In January, a CNN production team traveling in two cars came under fire from Iraqi insurgents who raced up beside them. What unfolded, at 100 miles per hour, was a full-blown firefight between guards riding with the CNN team and the carload of pistol-packing Iraqis.
The CNN cars were riddled with more than 50 bullet holes. Two CNN staffers, both Iraqi nationals, were killed.
According to CNN President of Newsgathering Eason Jordan, counting all news organizations, the lives of 40 journalists and other news division employees have been lost in Iraq since the conflict began. The total is "extraordinary," he says, "especially when you compare it to the 60-some journalists killed in Vietnam but over a 10-year period." (The Committee to Protect Journalists says 27 journalists have been killed in Iraq since the war began.)
Kimberly Dozier, the CBS News correspondent reporting from Baghdad, tries to reassure herself that "I'm not the target. They don't want me especially if they don't realize I'm American."
But, although that was true before, she admits that it's no longer the case in Iraq. "Now they just don't care. All they care about is that you're foreign and a symbol and they're going to use it to get their way. They don't seem to care about world public opinion or being seen as too brutal. That all went out the window with Falluja," where four security agents were killed and dismembered six weeks ago.
The Falluja incident prompted the networks to begin working together in unprecedented ways. There is now a continuous pool that all contribute to and rely on for pictures and reporting. The networks also hold teleconferences several times a week to trade information about trouble spots to avoid and other safety issues.

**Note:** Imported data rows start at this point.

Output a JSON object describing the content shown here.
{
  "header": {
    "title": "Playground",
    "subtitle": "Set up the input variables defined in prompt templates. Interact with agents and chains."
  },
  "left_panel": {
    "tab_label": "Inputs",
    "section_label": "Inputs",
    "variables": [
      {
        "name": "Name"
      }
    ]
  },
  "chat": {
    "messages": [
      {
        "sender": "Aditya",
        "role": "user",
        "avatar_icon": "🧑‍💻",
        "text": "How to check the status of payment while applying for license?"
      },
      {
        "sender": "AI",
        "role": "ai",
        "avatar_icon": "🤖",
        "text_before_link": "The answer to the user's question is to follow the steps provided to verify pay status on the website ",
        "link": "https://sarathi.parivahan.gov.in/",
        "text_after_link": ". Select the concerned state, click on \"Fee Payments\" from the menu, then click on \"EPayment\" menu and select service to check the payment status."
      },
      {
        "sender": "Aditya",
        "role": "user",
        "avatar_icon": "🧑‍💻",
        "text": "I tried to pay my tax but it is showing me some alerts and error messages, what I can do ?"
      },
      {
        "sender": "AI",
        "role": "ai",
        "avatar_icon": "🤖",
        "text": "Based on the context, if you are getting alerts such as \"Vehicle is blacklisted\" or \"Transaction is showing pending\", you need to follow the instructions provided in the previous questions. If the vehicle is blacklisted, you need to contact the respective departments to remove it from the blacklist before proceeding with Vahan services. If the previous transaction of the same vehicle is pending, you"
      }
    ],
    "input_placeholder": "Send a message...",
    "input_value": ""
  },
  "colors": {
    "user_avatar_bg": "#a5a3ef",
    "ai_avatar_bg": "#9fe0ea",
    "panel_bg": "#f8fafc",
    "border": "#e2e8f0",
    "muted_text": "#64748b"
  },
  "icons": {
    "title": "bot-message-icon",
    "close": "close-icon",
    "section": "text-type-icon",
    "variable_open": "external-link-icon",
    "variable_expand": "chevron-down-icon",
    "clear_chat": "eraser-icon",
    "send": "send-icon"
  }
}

"This is as dangerous as I've ever seen it," ABC News correspondent David Wright told B&C. "When we haven't been restricted to the hotel, we've been sticking pretty close to home."